Exercise goal:
Every line of the listing that follows must be written out unchanged.

Exercise inputs:
##############################

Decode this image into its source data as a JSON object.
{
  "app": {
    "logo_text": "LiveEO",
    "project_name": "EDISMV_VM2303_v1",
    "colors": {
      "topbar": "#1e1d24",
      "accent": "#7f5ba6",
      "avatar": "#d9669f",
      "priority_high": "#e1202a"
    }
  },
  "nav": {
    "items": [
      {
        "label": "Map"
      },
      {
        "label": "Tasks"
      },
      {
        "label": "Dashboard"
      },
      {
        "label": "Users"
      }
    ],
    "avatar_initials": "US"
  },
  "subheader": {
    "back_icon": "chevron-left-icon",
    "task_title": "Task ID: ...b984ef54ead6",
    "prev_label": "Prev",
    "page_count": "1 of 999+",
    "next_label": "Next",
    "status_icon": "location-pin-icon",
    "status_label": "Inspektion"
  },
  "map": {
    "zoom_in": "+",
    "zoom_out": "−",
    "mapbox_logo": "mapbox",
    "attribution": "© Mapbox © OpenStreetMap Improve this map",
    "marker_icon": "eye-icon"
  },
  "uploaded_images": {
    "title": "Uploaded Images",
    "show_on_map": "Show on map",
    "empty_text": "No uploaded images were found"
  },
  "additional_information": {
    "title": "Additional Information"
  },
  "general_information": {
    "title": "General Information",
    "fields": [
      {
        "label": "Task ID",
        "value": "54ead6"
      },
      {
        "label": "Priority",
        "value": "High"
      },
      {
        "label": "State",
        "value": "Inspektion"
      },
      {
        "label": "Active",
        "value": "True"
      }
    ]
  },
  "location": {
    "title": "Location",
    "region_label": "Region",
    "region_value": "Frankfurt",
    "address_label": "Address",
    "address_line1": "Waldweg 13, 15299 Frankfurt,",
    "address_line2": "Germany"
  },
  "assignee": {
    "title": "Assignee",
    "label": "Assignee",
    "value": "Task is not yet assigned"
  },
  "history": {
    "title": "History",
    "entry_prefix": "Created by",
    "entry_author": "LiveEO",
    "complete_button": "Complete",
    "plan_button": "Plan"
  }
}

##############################

Task solution:
Decode this image into its source data as a JSON object.
{
  "app": {
    "logo_text": "LiveEO",
    "project_name": "EDISMV_VM2303_v1",
    "colors": {
      "topbar": "#1e1d24",
      "accent": "#7f5ba6",
      "avatar": "#d9669f",
      "priority_high": "#e1202a"
    }
  },
  "nav": {
    "items": [
      {
        "label": "Map"
      },
      {
        "label": "Tasks"
      },
      {
        "label": "Dashboard"
      },
      {
        "label": "Users"
      }
    ],
    "avatar_initials": "US"
  },
  "subheader": {
    "back_icon": "chevron-left-icon",
    "task_title": "Task ID: ...b984ef54ead6",
    "prev_label": "Prev",
    "page_count": "1 of 999+",
    "next_label": "Next",
    "status_icon": "location-pin-icon",
    "status_label": "Inspektion"
  },
  "map": {
    "zoom_in": "+",
    "zoom_out": "−",
    "mapbox_logo": "mapbox",
    "attribution": "© Mapbox © OpenStreetMap Improve this map",
    "marker_icon": "eye-icon"
  },
  "uploaded_images": {
    "title": "Uploaded Images",
    "show_on_map": "Show on map",
    "empty_text": "No uploaded images were found"
  },
  "additional_information": {
    "title": "Additional Information"
  },
  "general_information": {
    "title": "General Information",
    "fields": [
      {
        "label": "Task ID",
        "value": "54ead6"
      },
      {
        "label": "Priority",
        "value": "High"
      },
      {
        "label": "State",
        "value": "Inspektion"
      },
      {
        "label": "Active",
        "value": "True"
      }
    ]
  },
  "location": {
    "title": "Location",
    "region_label": "Region",
    "region_value": "Frankfurt",
    "address_label": "Address",
    "address_line1": "Waldweg 13, 15299 Frankfurt,",
    "address_line2": "Germany"
  },
  "assignee": {
    "title": "Assignee",
    "label": "Assignee",
    "value": "Task is not yet assigned"
  },
  "history": {
    "title": "History",
    "entry_prefix": "Created by",
    "entry_author": "LiveEO",
    "complete_button": "Complete",
    "plan_button": "Plan"
  }
}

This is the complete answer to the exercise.